_Task instructions_. All lines in the records below that hold "content" are to be shown.
-------- Material provided --------
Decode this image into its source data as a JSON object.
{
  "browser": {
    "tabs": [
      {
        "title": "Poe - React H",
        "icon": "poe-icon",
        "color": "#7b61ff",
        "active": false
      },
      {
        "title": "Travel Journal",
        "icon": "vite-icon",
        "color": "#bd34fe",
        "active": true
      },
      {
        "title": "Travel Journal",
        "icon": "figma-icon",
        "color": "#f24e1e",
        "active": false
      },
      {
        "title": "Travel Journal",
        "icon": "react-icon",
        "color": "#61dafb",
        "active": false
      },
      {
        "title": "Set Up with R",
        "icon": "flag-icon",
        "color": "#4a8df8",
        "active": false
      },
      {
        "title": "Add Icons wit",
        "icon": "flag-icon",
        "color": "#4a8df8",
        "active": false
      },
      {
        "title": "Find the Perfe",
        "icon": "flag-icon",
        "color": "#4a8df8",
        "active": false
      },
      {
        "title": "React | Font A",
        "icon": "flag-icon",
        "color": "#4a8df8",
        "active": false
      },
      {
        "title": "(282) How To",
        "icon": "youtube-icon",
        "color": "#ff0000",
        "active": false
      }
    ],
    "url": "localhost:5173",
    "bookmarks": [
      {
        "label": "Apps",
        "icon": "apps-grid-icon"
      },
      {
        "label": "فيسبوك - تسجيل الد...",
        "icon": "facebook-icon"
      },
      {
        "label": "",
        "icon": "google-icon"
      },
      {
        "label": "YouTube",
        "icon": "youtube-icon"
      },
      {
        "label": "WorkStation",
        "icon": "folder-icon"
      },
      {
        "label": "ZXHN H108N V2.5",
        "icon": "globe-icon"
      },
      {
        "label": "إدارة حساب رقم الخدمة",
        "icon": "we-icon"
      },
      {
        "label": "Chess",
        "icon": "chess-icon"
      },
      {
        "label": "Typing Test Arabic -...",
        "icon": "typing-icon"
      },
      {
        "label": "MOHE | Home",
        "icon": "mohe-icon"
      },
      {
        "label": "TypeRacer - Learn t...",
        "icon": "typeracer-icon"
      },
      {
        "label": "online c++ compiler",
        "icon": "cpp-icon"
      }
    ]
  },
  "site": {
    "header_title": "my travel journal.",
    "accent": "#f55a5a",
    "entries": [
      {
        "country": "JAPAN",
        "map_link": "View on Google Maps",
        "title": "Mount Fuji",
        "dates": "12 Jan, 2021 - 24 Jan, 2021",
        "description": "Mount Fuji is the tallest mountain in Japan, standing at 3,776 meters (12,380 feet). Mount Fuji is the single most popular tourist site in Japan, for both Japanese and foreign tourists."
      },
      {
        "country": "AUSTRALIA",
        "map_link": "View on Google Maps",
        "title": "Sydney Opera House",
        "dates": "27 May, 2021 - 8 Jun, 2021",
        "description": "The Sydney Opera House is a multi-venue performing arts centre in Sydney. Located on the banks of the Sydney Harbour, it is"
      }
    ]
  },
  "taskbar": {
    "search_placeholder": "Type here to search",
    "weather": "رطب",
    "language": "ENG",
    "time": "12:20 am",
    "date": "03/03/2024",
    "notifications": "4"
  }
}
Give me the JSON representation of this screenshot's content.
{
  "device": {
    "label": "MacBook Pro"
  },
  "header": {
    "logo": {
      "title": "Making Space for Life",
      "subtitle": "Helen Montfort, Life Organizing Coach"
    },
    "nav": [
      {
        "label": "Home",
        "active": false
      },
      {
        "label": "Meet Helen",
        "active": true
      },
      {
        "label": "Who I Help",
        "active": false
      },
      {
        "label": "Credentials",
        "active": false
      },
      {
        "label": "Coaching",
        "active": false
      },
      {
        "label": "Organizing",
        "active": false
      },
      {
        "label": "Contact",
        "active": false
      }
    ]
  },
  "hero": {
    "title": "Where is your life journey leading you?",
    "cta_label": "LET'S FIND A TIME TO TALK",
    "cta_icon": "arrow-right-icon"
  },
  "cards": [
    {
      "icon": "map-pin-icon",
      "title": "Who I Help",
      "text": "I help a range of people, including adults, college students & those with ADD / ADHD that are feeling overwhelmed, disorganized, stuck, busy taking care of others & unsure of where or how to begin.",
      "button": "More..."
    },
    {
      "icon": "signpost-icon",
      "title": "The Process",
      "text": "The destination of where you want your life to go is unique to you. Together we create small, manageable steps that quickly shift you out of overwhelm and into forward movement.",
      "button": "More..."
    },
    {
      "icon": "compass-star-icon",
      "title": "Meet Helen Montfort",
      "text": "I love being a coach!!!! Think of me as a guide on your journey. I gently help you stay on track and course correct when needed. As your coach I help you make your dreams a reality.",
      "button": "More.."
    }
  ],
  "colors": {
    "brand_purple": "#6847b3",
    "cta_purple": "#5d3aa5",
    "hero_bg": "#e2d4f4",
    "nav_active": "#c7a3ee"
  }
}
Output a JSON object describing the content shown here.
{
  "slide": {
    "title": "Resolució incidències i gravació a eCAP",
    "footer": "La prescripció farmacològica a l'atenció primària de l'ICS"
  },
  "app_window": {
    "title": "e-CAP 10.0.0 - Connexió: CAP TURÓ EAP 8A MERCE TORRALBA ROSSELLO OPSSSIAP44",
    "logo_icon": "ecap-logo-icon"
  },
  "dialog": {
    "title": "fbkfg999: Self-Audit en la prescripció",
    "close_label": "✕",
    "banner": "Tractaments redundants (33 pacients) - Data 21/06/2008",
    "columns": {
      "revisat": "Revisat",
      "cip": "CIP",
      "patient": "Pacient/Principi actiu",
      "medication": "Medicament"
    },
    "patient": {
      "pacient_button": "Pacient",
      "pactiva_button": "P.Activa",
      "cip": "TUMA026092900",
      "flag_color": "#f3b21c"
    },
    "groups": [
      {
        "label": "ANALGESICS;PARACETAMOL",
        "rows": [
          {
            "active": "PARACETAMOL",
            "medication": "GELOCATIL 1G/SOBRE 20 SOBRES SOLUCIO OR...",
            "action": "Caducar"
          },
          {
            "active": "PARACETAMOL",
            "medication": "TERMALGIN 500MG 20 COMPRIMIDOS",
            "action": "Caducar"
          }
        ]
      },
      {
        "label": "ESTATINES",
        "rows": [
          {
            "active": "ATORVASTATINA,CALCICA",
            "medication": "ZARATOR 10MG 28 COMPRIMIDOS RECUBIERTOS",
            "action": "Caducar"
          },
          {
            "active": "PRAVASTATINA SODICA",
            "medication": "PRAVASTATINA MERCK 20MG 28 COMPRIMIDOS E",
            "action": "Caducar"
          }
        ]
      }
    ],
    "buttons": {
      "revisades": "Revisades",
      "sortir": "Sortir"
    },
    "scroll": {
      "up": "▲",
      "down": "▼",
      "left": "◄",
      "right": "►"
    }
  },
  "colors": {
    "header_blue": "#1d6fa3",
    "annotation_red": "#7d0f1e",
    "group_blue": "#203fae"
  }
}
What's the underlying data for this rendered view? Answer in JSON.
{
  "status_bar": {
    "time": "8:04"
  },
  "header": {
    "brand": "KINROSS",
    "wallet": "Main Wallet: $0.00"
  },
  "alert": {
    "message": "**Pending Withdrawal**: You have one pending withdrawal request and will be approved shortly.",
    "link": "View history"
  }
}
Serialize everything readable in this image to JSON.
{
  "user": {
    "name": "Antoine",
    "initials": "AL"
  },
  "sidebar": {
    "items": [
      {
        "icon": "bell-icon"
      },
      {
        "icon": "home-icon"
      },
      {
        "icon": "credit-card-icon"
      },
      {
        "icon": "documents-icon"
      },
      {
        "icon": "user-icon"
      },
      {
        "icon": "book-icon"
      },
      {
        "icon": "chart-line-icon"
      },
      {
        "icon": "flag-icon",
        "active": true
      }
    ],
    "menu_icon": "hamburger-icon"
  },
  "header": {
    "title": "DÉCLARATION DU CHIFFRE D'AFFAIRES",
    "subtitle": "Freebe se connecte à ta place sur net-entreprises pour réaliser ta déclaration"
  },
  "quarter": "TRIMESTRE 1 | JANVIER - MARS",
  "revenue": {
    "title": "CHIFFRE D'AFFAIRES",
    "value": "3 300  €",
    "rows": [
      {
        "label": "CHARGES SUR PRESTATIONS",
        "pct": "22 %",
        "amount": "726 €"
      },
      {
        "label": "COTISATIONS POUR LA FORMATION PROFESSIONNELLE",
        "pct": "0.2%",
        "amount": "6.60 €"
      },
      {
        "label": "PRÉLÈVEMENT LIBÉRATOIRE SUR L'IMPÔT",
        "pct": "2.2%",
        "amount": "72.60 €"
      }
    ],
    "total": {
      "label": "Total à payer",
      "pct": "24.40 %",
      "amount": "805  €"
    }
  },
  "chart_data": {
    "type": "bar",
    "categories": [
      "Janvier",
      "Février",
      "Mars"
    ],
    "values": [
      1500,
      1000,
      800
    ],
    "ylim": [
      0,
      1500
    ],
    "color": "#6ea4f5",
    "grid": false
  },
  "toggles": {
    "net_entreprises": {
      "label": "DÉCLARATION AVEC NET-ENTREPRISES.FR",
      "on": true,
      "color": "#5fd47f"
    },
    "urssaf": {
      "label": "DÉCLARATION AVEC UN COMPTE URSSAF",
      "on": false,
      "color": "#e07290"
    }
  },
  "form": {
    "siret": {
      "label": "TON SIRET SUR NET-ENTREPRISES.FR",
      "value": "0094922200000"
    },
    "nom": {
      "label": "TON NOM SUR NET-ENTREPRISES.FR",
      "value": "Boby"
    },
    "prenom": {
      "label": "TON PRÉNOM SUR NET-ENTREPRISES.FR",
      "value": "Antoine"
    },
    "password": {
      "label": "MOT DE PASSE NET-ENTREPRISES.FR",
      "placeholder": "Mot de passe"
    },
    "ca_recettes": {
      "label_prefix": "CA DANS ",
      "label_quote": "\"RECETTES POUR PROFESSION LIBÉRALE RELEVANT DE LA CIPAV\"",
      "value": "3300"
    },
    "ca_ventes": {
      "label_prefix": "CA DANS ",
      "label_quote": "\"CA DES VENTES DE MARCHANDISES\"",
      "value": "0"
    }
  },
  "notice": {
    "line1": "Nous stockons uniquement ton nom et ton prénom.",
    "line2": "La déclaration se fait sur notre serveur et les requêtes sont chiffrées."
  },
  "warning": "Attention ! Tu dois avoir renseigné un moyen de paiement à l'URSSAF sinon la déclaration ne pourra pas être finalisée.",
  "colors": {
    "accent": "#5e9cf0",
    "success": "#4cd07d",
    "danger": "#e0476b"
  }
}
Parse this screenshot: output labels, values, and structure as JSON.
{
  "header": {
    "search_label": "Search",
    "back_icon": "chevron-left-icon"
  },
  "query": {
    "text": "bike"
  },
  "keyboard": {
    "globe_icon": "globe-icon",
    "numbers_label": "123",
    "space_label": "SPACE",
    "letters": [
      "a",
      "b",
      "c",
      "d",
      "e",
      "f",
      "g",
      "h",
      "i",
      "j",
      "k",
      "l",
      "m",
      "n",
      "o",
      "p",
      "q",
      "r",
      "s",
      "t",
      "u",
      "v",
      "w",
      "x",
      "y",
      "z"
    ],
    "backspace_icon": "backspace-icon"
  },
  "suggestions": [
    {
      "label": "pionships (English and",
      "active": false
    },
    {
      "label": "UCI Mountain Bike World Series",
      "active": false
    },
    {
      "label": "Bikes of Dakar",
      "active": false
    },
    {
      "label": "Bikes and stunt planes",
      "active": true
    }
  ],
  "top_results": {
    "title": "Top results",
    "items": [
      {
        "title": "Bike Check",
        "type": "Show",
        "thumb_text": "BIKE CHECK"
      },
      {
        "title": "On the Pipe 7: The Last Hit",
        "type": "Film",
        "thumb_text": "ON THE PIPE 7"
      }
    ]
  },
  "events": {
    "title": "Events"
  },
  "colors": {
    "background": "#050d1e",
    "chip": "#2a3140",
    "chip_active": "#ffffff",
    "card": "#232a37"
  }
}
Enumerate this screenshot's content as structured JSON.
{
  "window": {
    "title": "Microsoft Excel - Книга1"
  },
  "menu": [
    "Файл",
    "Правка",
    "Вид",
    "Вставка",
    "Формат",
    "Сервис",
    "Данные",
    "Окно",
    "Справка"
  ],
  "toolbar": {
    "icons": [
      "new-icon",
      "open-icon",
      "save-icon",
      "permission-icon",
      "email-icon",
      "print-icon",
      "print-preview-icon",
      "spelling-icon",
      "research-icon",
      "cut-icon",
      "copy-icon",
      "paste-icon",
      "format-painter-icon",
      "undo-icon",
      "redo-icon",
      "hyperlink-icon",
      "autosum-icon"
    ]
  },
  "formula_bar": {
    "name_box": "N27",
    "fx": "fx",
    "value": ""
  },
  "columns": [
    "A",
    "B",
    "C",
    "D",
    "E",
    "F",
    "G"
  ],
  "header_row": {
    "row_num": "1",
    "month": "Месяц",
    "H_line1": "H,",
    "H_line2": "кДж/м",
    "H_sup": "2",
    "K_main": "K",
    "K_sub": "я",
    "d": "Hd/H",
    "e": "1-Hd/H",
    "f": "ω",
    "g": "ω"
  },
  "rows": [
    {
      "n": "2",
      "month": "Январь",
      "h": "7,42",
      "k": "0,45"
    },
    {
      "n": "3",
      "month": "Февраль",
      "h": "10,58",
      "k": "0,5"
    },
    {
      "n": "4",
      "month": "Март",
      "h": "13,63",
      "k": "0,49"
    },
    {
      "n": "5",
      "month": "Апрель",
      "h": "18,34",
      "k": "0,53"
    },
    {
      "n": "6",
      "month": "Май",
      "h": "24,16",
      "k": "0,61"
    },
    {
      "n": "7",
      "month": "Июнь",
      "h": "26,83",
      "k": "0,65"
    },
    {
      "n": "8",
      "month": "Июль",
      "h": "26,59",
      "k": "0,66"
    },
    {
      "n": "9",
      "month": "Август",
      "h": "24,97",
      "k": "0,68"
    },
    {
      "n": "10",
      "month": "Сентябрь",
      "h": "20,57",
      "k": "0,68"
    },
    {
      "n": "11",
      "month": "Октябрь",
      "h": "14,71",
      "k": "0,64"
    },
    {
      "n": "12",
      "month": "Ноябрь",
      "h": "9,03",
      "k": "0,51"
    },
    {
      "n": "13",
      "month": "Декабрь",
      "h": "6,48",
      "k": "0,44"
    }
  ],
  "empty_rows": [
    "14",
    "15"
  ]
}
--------
_Answer_.
Give me the JSON representation of this screenshot's content.
Output a JSON object describing the content shown here.
Enumerate this screenshot's content as structured JSON.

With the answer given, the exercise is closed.